I think I also have to caveat this by saying that Indian consumers are not likely to pay more for a brand that is local. That local has to be handled a little carefully. One is the awareness of what is local, the other is the value that they see in local may not translate into premium pricing.
Some brands have fallen off the radar in this crisis due to supply issues, how will they build back the trust with their consumers?
They will have to start being more visible. They have lost connection with the consumer and that consumer has probably moved on or they are not using the category or moved away from that brand. Some of the larger brands will find it easier to come back.

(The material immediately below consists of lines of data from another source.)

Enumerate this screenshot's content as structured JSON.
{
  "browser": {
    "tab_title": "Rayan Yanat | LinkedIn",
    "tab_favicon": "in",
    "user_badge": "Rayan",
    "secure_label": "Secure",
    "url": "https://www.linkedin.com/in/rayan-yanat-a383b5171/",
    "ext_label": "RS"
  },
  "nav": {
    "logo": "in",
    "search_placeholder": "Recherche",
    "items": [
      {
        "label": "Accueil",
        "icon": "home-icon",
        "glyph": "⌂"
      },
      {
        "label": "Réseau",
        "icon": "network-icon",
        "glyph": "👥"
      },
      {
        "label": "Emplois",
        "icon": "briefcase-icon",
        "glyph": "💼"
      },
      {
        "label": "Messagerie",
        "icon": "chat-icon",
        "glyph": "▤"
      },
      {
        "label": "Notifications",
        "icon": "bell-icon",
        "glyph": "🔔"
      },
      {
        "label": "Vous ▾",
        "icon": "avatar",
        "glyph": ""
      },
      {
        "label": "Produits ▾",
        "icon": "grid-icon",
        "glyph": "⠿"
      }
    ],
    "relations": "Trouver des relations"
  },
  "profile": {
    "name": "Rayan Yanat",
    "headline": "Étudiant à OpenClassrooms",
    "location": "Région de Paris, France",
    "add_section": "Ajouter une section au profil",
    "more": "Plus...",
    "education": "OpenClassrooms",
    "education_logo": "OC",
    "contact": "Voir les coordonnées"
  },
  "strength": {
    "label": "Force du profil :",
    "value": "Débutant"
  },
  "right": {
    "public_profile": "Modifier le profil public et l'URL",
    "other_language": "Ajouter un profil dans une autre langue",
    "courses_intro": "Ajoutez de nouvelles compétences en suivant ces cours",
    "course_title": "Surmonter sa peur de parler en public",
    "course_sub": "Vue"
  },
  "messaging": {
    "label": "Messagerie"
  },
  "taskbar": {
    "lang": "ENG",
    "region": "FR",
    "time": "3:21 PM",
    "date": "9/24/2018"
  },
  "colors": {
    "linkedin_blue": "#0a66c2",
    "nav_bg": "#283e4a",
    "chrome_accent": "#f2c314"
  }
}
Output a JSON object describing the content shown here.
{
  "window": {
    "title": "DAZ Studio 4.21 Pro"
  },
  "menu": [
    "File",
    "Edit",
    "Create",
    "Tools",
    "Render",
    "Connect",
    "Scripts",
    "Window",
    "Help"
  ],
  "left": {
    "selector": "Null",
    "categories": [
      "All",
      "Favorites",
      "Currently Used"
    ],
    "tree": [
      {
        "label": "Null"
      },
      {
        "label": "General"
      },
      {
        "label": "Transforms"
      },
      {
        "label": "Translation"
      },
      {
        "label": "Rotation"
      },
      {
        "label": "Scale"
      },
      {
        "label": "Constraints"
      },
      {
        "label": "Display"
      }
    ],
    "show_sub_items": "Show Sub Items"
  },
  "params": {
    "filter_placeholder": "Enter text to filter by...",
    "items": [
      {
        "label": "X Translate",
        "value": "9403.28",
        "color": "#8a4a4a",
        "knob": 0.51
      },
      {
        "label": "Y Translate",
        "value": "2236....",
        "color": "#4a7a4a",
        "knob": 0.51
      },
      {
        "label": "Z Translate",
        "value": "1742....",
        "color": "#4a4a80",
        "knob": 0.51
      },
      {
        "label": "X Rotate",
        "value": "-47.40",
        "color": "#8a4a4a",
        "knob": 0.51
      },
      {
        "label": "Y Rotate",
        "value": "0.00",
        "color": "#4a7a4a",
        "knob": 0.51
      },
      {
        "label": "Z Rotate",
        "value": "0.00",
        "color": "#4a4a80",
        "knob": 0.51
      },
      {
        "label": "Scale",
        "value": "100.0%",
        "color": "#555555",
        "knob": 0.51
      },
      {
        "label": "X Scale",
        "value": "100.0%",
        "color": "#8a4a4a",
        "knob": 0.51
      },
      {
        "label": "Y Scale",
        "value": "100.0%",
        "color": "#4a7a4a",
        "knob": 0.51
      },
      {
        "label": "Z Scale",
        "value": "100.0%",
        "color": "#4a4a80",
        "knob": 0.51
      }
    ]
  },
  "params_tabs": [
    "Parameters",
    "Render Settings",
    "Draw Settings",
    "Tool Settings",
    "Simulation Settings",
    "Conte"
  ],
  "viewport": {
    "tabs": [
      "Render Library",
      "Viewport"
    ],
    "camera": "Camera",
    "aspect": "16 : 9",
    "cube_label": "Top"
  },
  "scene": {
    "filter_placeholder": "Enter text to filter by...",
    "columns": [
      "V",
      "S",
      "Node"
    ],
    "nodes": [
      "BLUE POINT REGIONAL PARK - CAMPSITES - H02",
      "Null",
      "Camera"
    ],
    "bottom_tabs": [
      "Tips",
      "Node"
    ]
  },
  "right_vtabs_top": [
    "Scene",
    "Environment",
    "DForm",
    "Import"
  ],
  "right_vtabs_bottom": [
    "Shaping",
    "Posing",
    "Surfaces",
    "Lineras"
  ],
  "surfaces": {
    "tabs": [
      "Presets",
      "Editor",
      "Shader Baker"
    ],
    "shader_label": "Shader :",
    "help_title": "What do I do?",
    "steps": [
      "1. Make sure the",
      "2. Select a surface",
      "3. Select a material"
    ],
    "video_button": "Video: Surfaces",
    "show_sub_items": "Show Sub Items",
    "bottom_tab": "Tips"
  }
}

For the smaller brands it will be almost like a rebuild strategy, and we would recommend to them, what we all learn in marketing 101, and in BrandZ this is the philosophy we follow. BRANDZ will advise clients to build a meaningful difference and communicate it so that the brand is salient. Meaningful, Different, Salient is what we will recommend.
Role of sustainability, shift of brands potential from individual to societal, in the Indian context?
Trust has always been a very important factor, now it has become even more important, but the nuancing of trust has changed. What has happened is that earlier trust was about being an expert or about corporate responsibility, etc. The Tata’s are trusted because they look after their employees, they look after the environment, they have high integrity.
Now, trust is of course about integrity, it is also about inclusion, i.e. treating everyone with respect and as an equal, it is about being open and honest and caring for your customer. An important part of that is that being responsible has risen in importance from over a decade ago, which is, environmental responsibility, responsibility towards the society and responsibility that also implies that you have to treat everybody fairly and treat your employees well.
For a corporate or for a brand it is not enough to provide your shareholder value. You also have to look after the community and look after your various stakeholders. Brands have to demonstrate that and various brands have been doing it for instance, in our BrandZ list Castrol has demonstrated environmental responsibility, Tata salt shows social responsibility and the Tatas and Maruti Suzuki also show employee responsibility, they have schools, housing for employees, and health care. It was always happening and the only thing is that the pandemic has kind of aggressively aggravated this.
Do you see a spurt of local E- commerce ventures in India now?
I think that was happening and it continues, what we are seeing now is a lot more of this. Local, small entrepreneurial ventures, they use digital and ecommerce as a means to order, route to distribution and to reach out. In this pandemic we are seeing many home cooks, who are offering services online.
Don’t really know if it is ecommerce but a host of online platforms for yoga, gym trainers, beauty tutorials and many more, all the things that you used to do in a physical world which is not viable any longer, is now online. Entrepreneurs setting up a venture, are very astute, they have payment gateways for ordering online. Many online ventures get you fresh produce from the farm directly to you by cutting out the middlemen etc. Antra the Tata venture is all about preserving our handloom heritage by ordering directly from the weaver.